### What the task asks
Search the records below for the word "tooltip". Copy each line where it occurs.

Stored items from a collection
'''

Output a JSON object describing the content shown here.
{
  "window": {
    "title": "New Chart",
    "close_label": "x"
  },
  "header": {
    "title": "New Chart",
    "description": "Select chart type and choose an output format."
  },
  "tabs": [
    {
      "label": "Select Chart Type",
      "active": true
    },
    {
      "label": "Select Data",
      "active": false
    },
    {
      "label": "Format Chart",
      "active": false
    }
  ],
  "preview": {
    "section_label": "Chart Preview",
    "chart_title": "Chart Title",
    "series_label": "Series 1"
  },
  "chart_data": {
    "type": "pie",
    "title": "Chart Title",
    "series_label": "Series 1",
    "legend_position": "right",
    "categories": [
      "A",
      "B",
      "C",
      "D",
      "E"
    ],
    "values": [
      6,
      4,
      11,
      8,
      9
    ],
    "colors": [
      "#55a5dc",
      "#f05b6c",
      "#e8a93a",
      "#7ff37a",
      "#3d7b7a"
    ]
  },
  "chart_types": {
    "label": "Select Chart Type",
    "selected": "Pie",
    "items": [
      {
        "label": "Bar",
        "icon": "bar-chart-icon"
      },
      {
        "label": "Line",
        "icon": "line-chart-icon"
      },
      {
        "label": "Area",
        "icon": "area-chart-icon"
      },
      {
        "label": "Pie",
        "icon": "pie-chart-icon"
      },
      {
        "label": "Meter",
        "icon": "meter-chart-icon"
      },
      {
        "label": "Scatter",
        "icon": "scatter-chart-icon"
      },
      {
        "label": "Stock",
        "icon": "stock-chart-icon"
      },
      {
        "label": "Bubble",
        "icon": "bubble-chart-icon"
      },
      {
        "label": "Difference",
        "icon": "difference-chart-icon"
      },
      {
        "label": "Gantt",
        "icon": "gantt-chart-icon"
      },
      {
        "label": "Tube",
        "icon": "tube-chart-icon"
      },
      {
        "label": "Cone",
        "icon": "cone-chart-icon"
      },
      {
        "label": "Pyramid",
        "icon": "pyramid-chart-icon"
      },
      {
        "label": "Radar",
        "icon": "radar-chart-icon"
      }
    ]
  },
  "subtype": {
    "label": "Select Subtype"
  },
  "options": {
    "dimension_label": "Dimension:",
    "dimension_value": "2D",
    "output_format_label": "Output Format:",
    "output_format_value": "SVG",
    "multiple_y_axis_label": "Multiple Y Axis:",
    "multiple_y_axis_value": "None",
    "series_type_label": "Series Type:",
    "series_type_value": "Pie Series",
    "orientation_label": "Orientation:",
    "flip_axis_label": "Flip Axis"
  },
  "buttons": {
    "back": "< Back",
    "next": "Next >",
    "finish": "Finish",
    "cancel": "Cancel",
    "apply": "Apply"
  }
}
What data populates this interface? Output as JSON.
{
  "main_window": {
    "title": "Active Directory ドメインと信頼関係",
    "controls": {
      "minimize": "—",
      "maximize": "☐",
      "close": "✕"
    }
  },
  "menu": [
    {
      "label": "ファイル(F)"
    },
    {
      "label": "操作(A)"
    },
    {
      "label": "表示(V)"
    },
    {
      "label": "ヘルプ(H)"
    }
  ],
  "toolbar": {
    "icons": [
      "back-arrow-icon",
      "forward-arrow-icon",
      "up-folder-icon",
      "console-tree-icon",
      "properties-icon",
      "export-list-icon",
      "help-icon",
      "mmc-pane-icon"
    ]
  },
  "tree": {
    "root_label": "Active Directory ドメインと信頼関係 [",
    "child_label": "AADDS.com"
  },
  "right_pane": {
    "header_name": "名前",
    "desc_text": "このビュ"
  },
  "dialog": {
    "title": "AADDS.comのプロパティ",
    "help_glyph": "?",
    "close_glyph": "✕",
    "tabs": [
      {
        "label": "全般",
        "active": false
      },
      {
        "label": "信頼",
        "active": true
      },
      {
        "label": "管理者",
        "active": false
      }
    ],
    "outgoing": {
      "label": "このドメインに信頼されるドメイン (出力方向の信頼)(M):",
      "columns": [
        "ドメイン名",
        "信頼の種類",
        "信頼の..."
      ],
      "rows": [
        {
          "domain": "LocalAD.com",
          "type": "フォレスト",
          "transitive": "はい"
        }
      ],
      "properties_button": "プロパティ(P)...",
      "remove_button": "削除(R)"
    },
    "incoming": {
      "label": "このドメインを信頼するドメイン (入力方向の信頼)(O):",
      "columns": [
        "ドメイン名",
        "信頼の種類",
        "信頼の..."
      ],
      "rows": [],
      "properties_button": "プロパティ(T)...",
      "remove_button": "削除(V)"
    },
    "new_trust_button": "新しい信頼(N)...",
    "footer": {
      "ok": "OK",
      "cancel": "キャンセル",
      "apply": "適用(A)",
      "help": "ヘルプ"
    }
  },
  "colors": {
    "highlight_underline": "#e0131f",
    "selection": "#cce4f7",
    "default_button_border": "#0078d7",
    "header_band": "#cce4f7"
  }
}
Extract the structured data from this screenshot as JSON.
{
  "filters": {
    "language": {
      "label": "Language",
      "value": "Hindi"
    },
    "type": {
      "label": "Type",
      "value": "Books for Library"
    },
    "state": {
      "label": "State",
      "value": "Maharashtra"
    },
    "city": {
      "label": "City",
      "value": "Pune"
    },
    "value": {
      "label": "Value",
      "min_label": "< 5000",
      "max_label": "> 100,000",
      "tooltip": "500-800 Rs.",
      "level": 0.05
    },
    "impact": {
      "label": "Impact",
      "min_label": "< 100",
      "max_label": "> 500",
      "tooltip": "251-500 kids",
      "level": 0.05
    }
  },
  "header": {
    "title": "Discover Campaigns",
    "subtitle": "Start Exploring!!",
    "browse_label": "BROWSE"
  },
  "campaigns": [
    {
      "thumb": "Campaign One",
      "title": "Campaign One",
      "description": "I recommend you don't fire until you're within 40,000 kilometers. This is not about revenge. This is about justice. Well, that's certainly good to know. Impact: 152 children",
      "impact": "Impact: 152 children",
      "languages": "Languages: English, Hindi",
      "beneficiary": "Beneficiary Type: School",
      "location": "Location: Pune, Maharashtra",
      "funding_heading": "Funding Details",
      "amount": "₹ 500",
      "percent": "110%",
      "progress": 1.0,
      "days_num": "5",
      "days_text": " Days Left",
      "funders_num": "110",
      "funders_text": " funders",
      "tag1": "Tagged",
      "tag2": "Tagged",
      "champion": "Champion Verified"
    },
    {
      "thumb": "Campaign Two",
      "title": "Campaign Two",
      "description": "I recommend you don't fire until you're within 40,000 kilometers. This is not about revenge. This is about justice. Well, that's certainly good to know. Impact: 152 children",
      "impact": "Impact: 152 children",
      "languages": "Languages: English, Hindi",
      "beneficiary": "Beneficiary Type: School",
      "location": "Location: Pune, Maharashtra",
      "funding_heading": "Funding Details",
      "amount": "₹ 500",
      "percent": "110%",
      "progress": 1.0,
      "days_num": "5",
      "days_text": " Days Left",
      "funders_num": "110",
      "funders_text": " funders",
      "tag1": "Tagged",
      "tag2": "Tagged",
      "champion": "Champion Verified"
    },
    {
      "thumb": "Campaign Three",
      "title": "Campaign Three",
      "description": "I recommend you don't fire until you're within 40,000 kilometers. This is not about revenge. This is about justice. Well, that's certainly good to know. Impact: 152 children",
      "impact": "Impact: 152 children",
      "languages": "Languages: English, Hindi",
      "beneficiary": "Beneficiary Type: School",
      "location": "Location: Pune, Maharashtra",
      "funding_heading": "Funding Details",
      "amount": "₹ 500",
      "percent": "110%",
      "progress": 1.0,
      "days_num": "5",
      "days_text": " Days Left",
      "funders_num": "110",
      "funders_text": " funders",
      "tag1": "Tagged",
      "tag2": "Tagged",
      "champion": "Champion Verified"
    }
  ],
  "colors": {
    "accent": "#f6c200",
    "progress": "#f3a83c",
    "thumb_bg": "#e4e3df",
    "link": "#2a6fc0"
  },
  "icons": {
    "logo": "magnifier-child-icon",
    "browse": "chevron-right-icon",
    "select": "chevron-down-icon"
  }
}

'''

### Task output
      "tooltip": "500-800 Rs.",
      "tooltip": "251-500 kids",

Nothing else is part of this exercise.